“The infections cause inflammation and scarring in the pelvic organs in women, such as in the Fallopian tubes and the lining of the womb — a condition called Pelvic Inflammatory Disease. This blocks the passage of the egg so that it cannot meet and be fertilised by the sperm. In men, inflammation of the epididymis and urethra causes scarring and blocks the passage of sperm. This causes the sperm count to fall off,” Dr Buchanan explained.
She said among the list of STIs that may cause infertility are chlamydia, which is the most common, gonorrhea, trichomoniasis, mycoplasma and ureaplasma. Others such as HIV, hepatitis B and C and herpes, however, carry their own set of risks but do not cause infertility.
She said that people should always investigate their sexual health, especially if they suspect that they could be carrying an infection. She acknowledges, however, that this can sometimes be hard to detect since most of these STIs are subtle and tend to be asymptomatic. This means that whichever party has the infection may not notice any problems, and so may be unaware that they need to get treatment.
“Symptoms in women may present with a watery, milky or yellow vaginal discharge, a blood-stained vaginal discharge, pain in the lower abdomen, pain during sex, fever, symptoms similar to a urinary tract infection — such as burning while urinating and passing the urine too often; while in men you may also see a watery, milky or yellow blood-stained discharge from the penis, pain in the testicles, groin pain, passing the urine too often, or burning during the passage of urine,” Dr Buchanan shared.
In cases where oral sex is practised, soreness in the throat or a discharge in the throat may be present.
Fortunately, however, Dr Buchanan said that these potentially dangerous infections may be easily treated once they are discovered early.

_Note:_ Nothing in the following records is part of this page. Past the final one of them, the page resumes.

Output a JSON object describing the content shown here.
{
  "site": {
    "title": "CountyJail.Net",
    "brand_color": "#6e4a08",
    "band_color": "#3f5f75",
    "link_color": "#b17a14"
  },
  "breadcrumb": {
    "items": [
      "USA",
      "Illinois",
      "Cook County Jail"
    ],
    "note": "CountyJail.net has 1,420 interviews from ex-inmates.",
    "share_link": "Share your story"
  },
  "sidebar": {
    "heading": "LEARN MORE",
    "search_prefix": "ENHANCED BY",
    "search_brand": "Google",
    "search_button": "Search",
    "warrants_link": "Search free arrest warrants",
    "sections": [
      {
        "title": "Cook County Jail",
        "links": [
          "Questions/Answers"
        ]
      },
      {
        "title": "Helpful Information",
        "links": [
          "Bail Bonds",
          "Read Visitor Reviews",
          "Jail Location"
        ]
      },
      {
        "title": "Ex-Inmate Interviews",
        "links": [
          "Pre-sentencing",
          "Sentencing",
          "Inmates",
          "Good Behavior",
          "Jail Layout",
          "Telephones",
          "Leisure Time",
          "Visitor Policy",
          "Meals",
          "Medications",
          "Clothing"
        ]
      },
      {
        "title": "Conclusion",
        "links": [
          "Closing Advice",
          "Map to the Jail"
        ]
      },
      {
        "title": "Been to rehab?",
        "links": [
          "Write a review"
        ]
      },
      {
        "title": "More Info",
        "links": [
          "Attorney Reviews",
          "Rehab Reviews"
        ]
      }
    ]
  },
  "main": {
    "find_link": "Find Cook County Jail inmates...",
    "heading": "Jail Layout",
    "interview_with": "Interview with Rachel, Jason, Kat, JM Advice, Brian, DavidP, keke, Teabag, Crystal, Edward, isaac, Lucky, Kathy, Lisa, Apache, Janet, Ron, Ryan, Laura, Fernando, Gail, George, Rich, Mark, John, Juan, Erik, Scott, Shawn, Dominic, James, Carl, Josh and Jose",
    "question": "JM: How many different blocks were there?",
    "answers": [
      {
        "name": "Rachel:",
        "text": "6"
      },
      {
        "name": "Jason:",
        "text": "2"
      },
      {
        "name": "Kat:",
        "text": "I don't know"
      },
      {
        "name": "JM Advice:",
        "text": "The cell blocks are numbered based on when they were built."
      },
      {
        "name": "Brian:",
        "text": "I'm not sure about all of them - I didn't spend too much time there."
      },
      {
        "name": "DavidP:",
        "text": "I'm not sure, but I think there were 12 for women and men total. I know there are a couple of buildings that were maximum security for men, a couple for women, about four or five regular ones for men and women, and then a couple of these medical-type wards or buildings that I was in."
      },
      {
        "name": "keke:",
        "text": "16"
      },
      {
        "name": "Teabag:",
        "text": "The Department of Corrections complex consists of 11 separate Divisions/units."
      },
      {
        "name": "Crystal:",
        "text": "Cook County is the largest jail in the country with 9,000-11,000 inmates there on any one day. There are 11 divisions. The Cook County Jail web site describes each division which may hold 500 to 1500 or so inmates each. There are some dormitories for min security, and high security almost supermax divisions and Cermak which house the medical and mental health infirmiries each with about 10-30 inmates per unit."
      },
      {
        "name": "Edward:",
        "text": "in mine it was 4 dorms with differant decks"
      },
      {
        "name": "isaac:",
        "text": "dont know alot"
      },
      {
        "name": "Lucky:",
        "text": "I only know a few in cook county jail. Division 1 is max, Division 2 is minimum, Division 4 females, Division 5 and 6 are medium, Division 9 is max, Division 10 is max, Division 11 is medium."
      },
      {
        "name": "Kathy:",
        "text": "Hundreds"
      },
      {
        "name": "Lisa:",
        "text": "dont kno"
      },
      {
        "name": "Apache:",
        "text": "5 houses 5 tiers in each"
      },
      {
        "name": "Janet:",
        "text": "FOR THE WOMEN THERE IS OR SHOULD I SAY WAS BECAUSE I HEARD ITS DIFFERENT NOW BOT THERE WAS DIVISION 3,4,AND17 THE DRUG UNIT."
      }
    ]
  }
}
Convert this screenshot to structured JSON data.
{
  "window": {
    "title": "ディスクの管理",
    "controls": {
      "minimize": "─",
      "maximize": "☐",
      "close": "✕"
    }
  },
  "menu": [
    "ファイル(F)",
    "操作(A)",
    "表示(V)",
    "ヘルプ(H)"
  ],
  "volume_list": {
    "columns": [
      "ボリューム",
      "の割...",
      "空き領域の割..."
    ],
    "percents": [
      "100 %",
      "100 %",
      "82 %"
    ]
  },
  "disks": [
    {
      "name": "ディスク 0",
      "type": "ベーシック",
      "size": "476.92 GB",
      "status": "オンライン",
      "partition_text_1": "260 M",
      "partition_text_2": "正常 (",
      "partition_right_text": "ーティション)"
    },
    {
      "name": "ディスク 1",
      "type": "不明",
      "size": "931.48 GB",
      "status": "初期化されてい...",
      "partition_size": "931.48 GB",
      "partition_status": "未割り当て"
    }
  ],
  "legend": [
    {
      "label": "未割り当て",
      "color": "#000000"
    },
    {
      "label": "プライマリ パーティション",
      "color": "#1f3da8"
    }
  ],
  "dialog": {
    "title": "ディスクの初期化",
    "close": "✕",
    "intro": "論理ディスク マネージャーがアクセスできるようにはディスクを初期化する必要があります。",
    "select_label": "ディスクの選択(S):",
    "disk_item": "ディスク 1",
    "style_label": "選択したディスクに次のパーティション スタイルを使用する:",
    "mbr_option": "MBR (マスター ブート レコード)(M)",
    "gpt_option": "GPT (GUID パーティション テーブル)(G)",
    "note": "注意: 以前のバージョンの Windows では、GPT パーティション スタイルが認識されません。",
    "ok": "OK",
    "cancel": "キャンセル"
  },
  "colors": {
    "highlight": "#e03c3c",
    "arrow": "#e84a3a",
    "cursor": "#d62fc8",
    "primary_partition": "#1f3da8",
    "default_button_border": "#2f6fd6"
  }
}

“These infections can be treated with antibiotics; however, the longer the infection is present and is untreated, the greater the chances of damage to the reproductive organs, and thus the likelihood of infertility problems. When some patients do get tested and discover that they have chlamydia, the infection could have already been present for several months,” she said.
Dr Buchanan advised that it is always best to use a condom, to have one sexual partner, or to abstain in an effort to protect yourself against these infections. In the event that you have unprotected sex or sex with multiple partners, Dr Buchanan recommends that you get tested for STIs. She warns against relying on the onset of symptoms alone, because this may be misleading.
“It is important to note that most people who get these infections and are treated will fully recover and will not become infertile. Along with STIs, there are other causes of infertility, such as hormonal imbalances in men and women — fibroids and womb polyps in women, and in men, factors that decrease sperm production such as an excessive exposure of the testicles to heat, cigarette and marijuana smoking.”